┌──

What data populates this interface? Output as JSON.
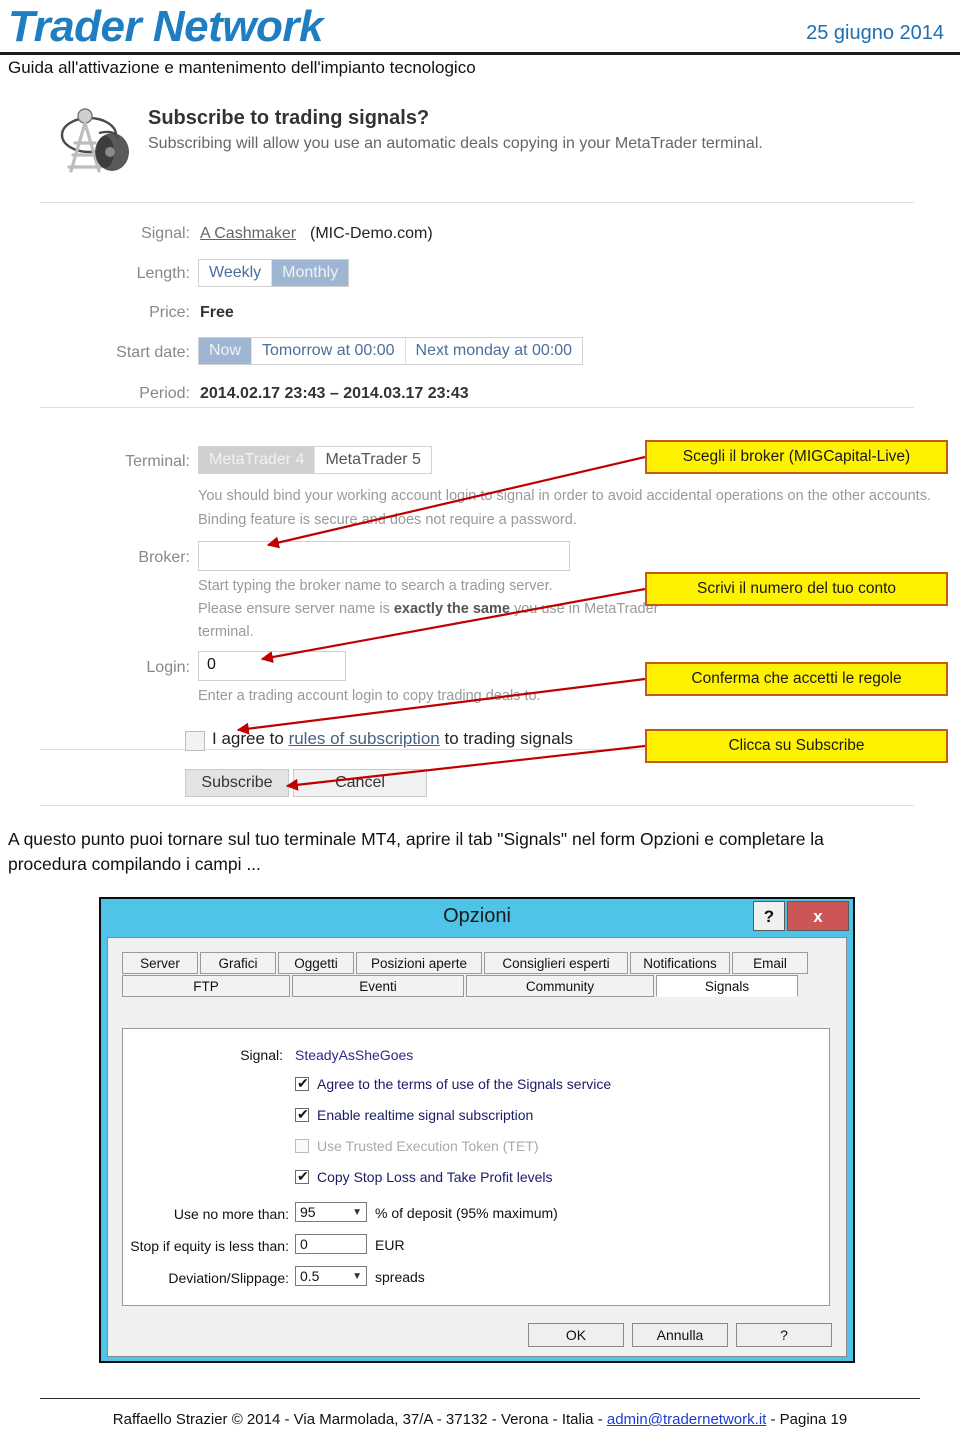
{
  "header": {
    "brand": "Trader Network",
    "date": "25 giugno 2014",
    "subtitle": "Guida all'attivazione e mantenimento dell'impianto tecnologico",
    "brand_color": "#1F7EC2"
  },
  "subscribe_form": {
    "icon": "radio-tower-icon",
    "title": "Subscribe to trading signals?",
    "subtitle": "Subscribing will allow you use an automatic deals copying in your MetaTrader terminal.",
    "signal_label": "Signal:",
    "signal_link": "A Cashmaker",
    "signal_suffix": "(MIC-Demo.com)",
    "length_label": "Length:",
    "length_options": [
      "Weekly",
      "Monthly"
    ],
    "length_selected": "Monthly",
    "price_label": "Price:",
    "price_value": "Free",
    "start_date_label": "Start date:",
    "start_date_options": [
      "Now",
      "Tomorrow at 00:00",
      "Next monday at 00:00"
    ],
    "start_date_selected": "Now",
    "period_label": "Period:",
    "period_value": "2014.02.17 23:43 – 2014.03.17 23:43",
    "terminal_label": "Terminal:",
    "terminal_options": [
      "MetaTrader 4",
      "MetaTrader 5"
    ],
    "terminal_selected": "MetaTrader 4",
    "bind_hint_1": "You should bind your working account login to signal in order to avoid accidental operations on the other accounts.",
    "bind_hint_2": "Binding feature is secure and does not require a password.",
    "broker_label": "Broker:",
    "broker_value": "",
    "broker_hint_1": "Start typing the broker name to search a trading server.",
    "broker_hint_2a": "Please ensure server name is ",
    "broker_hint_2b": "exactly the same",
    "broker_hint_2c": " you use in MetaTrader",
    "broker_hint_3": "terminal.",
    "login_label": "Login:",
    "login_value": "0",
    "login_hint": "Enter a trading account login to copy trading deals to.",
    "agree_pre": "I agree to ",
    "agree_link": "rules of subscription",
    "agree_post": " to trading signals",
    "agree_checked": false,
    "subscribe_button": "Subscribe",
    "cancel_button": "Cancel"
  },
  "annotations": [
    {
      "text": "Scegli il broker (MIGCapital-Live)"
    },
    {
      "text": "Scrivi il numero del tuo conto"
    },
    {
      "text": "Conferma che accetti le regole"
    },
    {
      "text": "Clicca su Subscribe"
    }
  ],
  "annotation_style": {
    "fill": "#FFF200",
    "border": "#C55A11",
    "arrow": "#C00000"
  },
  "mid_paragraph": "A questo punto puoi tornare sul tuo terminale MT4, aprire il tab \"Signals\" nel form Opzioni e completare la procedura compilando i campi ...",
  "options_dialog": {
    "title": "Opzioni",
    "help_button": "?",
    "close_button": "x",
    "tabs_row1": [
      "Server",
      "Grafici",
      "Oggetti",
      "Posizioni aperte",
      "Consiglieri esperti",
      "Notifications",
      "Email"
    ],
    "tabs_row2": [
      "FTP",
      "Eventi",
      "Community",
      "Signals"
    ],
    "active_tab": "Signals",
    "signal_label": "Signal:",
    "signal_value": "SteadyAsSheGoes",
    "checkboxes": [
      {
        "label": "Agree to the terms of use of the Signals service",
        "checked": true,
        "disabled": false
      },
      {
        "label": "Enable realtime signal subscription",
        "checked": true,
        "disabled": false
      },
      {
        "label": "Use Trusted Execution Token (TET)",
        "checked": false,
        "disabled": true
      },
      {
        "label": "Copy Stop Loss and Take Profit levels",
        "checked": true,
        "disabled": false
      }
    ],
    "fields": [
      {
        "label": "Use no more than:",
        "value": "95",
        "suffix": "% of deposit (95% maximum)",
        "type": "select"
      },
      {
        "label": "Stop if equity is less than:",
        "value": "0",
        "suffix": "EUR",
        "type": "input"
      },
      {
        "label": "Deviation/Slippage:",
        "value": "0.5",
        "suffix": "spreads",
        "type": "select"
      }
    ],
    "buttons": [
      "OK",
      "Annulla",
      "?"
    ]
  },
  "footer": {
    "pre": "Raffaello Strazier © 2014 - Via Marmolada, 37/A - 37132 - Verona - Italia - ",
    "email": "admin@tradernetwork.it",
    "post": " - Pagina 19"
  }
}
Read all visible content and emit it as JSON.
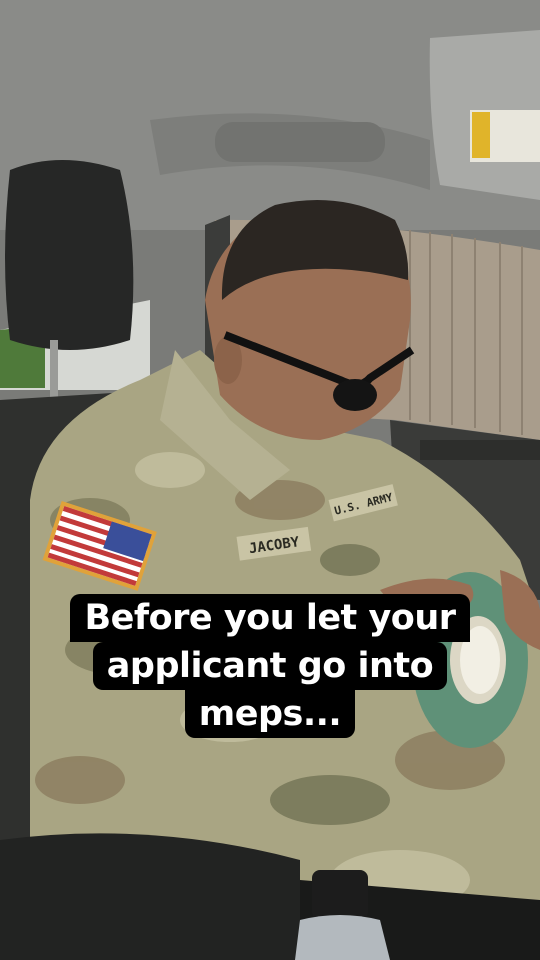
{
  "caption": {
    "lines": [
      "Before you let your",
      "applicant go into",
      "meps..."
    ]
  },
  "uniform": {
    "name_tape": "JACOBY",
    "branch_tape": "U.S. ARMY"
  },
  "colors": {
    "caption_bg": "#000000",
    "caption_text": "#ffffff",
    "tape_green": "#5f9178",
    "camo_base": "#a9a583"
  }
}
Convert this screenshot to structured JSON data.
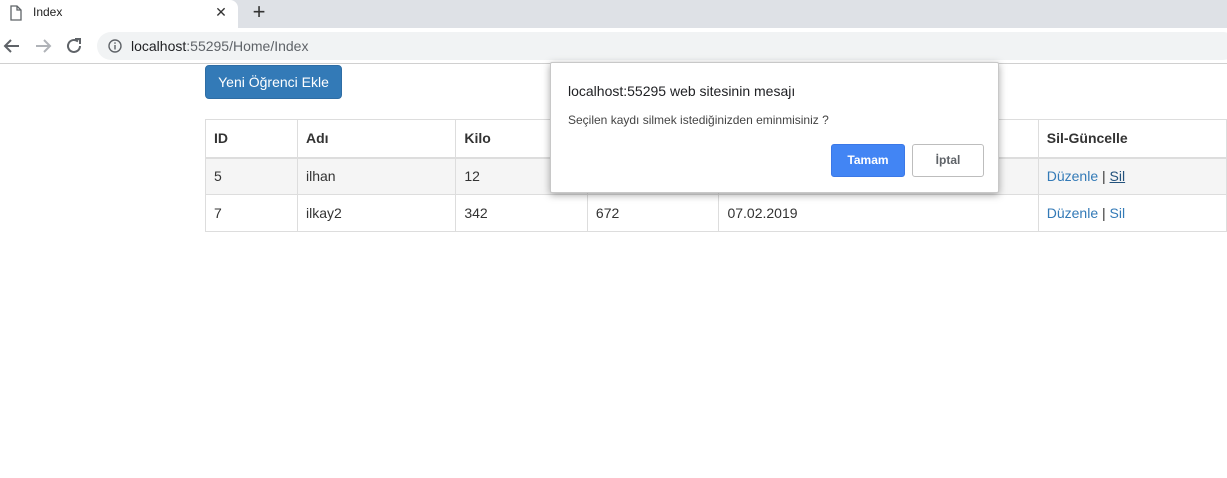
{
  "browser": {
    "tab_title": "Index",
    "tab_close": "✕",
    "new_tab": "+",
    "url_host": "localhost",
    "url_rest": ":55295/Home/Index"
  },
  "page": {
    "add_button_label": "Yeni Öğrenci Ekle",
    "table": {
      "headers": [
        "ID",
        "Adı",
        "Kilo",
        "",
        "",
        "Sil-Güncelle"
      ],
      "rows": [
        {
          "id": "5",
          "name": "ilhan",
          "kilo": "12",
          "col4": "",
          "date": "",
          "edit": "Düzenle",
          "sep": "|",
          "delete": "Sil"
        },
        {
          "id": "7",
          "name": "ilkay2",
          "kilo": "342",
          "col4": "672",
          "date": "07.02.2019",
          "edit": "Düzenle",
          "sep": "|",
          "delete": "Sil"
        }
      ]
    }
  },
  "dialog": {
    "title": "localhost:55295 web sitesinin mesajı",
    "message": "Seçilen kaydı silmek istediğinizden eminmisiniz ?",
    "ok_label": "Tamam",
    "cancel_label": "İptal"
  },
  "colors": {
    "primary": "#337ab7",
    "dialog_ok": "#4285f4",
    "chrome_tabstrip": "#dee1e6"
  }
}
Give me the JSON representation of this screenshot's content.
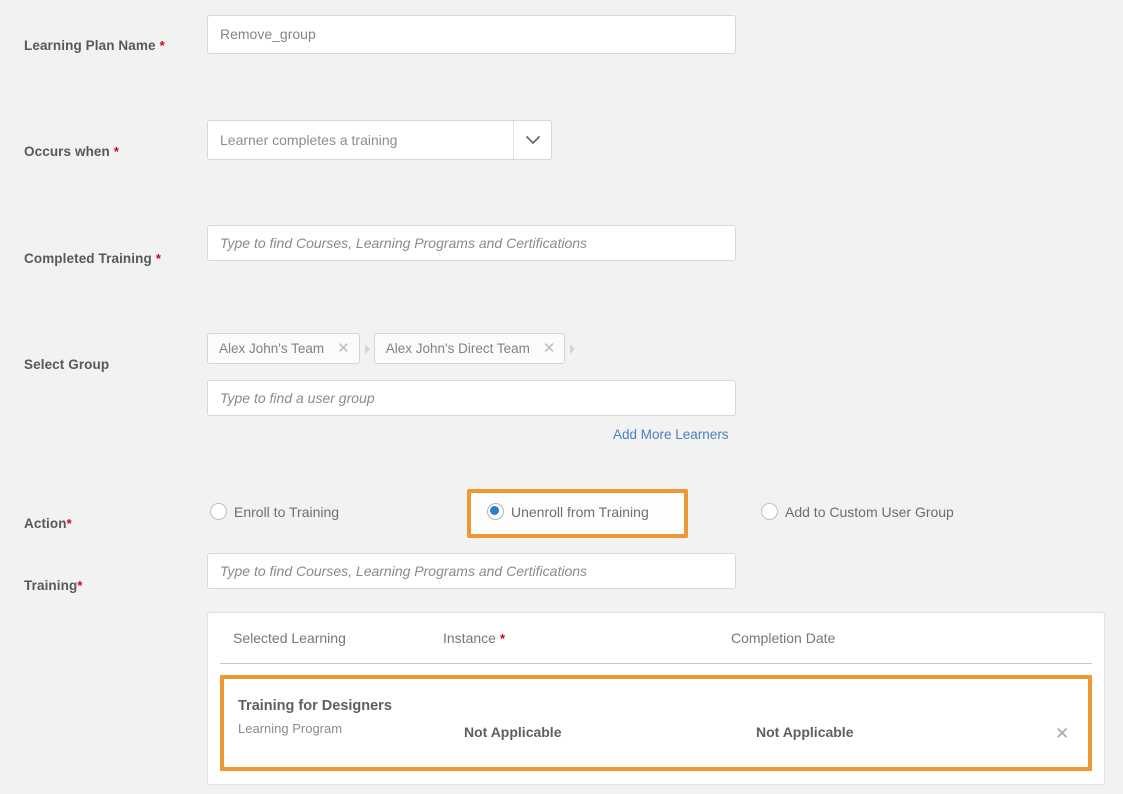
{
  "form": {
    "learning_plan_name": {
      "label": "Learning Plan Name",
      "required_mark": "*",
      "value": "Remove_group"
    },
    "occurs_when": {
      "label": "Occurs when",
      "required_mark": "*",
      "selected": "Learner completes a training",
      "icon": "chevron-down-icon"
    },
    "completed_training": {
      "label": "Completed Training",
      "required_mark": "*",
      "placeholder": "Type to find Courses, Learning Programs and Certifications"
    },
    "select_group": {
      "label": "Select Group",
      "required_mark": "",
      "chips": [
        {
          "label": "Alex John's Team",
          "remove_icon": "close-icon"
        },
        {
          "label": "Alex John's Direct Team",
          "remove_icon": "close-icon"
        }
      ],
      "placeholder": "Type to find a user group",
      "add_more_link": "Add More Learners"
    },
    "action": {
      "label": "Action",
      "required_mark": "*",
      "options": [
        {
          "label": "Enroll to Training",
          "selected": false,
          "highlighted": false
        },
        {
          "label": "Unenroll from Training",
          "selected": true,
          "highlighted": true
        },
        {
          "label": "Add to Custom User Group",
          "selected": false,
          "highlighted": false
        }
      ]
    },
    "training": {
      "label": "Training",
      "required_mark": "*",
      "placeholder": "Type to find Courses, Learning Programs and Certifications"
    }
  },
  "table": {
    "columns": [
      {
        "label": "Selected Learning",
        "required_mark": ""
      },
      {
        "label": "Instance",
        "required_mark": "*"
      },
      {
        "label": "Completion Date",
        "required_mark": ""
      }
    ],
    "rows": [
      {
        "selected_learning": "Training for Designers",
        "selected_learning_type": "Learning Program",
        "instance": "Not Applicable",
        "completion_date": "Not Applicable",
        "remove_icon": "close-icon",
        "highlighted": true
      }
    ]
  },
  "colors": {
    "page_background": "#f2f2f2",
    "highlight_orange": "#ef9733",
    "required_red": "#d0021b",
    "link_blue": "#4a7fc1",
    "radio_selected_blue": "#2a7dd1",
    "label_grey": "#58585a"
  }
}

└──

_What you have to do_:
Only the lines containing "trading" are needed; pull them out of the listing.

_Finished task_:
    "title": "Subscribe to trading signals?",
    "broker_hint_1": "Start typing the broker name to search a trading server.",
    "login_hint": "Enter a trading account login to copy trading deals to.",
    "agree_post": " to trading signals",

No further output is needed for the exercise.